Listed records Block Start
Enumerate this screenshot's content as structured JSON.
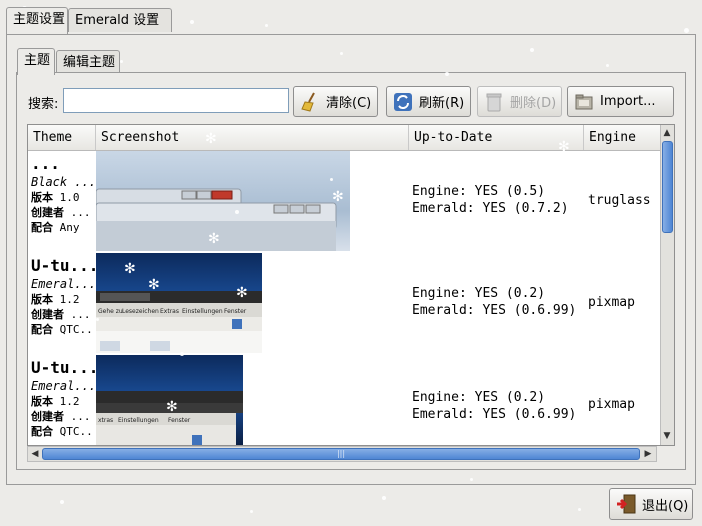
{
  "outer_tabs": [
    "主题设置",
    "Emerald 设置"
  ],
  "inner_tabs": [
    "主题",
    "编辑主题"
  ],
  "search": {
    "label": "搜索:",
    "value": ""
  },
  "toolbar": {
    "clear": "清除(C)",
    "refresh": "刷新(R)",
    "delete": "删除(D)",
    "import": "Import..."
  },
  "columns": [
    "Theme",
    "Screenshot",
    "Up-to-Date",
    "Engine"
  ],
  "themes": [
    {
      "name": "...",
      "desc": "Black ...",
      "version_label": "版本",
      "version": "1.0",
      "creator_label": "创建者",
      "creator": "...",
      "suits_label": "配合",
      "suits": "Any",
      "engine_status": "Engine: YES (0.5)",
      "emerald_status": "Emerald: YES (0.7.2)",
      "engine": "truglass"
    },
    {
      "name": "U-tu...",
      "desc": "Emeral...",
      "version_label": "版本",
      "version": "1.2",
      "creator_label": "创建者",
      "creator": "...",
      "suits_label": "配合",
      "suits": "QTC...",
      "engine_status": "Engine: YES (0.2)",
      "emerald_status": "Emerald: YES (0.6.99)",
      "engine": "pixmap"
    },
    {
      "name": "U-tu...",
      "desc": "Emeral...",
      "version_label": "版本",
      "version": "1.2",
      "creator_label": "创建者",
      "creator": "...",
      "suits_label": "配合",
      "suits": "QTC...",
      "engine_status": "Engine: YES (0.2)",
      "emerald_status": "Emerald: YES (0.6.99)",
      "engine": "pixmap"
    }
  ],
  "preview_text": {
    "menu_items": [
      "Gehe zu",
      "Lesezeichen",
      "Extras",
      "Einstellungen",
      "Fenster"
    ],
    "menu_items_short": [
      "xtras",
      "Einstellungen",
      "Fenster"
    ]
  },
  "quit": "退出(Q)",
  "icons": {
    "clear": "broom-icon",
    "refresh": "refresh-icon",
    "delete": "trash-icon",
    "import": "import-folder-icon",
    "quit": "exit-door-icon"
  }
}
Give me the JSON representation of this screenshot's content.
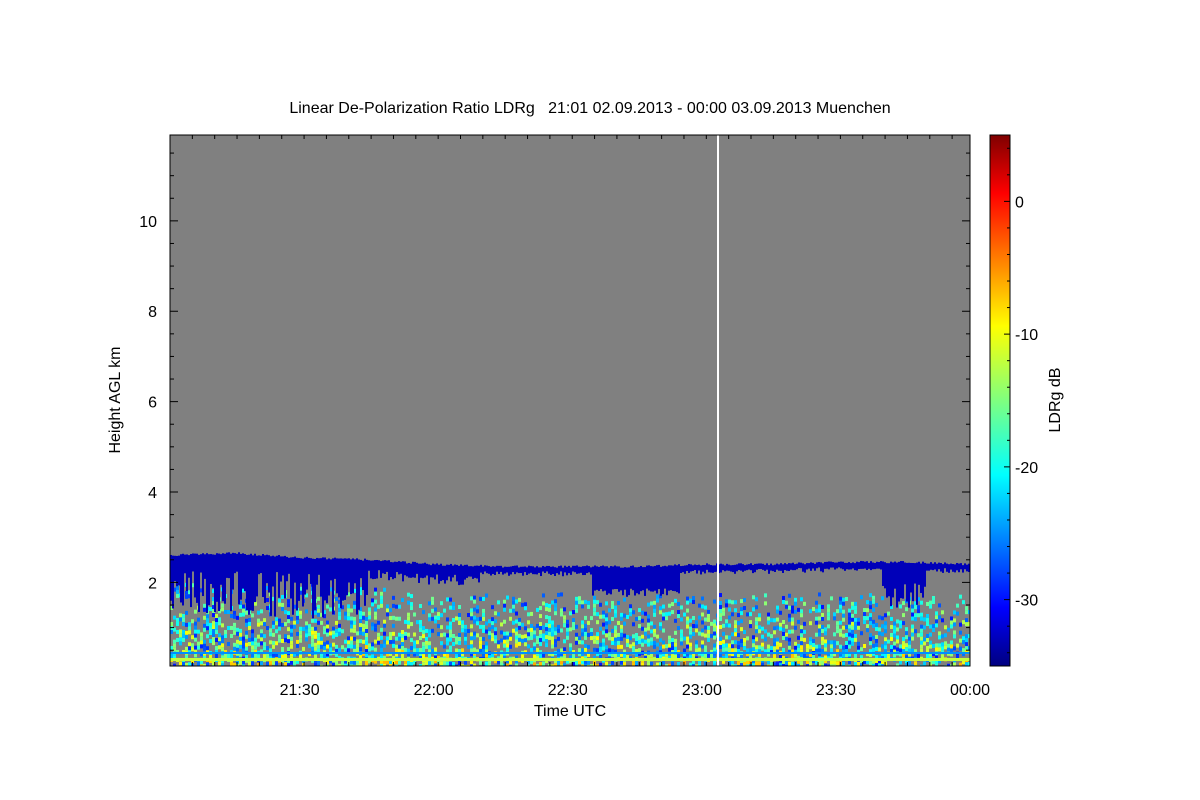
{
  "chart_data": {
    "type": "heatmap",
    "title": "Linear De-Polarization Ratio LDRg   21:01 02.09.2013 - 00:00 03.09.2013 Muenchen",
    "xlabel": "Time UTC",
    "ylabel": "Height AGL km",
    "xlim": [
      "21:01",
      "24:00"
    ],
    "ylim": [
      0.15,
      11.9
    ],
    "x_ticks": [
      "21:30",
      "22:00",
      "22:30",
      "23:00",
      "23:30",
      "00:00"
    ],
    "y_ticks": [
      2,
      4,
      6,
      8,
      10
    ],
    "colorbar": {
      "label": "LDRg dB",
      "range": [
        -35,
        5
      ],
      "ticks": [
        0,
        -10,
        -20,
        -30
      ],
      "colormap": "jet"
    },
    "background_color": "#808080",
    "no_data_line_time": "23:04",
    "cloud_layer": {
      "description_value": "LDRg about -33 dB",
      "top_km_by_time": [
        {
          "t": "21:01",
          "top": 2.6
        },
        {
          "t": "21:15",
          "top": 2.65
        },
        {
          "t": "21:30",
          "top": 2.55
        },
        {
          "t": "21:45",
          "top": 2.5
        },
        {
          "t": "22:00",
          "top": 2.4
        },
        {
          "t": "22:15",
          "top": 2.35
        },
        {
          "t": "22:30",
          "top": 2.35
        },
        {
          "t": "22:45",
          "top": 2.35
        },
        {
          "t": "23:00",
          "top": 2.4
        },
        {
          "t": "23:15",
          "top": 2.4
        },
        {
          "t": "23:30",
          "top": 2.45
        },
        {
          "t": "23:45",
          "top": 2.45
        },
        {
          "t": "24:00",
          "top": 2.4
        }
      ]
    },
    "boundary_layer": {
      "top_km": 1.8,
      "ldr_range_db": [
        -30,
        -5
      ]
    }
  }
}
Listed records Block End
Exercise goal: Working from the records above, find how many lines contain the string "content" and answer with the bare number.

Reply: 2